That's enough for a taste of what may come in a future post.

From what I told you so far, you can now understand why I love big luxury model V-8 highway cruisers.  Of course, I had more of my fill of base-model "lead sleds" and have grown to appreciate the finer things in motoring life.

So leave saving gas and driving rice grinder Camrys to the schmucks.  For me, for now anyway, I'm proud to say that if you don't drive at least a Panther-Class Ford Motor Co. product, then your car has no class.

Photo:  The Detroit News
In its heyday, the mighty Packard Motor Cars. Co. factory in Detroit was advertised as the most modern auto manufacturing facility in the world.  Today, it is the nation's largest abandoned factory.  The 3.5 million square-foot. facility runs along Concord Street for a full half mile and contains over three times the total square footage of the Quakerbridge Mall..  When it was operational, no doubt it was one of Detroit's crown jewels.  Today, it still stands as a ruin of monumental proportions.  The vacant plant is a magnet for homeless people, drug users, scrap collectors, and of course, photographers and urban explorers interested in seeing industrial ruins.

1 comment:

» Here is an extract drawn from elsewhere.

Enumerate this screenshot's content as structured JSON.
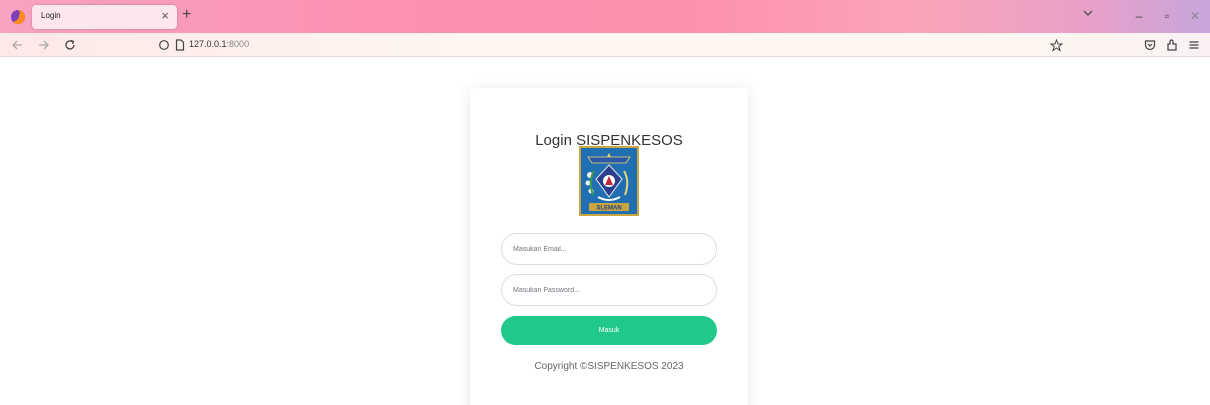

  1. I just hope that before I die ( I am 58 ) I can get someone to give me a ride in a Packard. The photo you have here is one beautiful car. The article is great also thanks.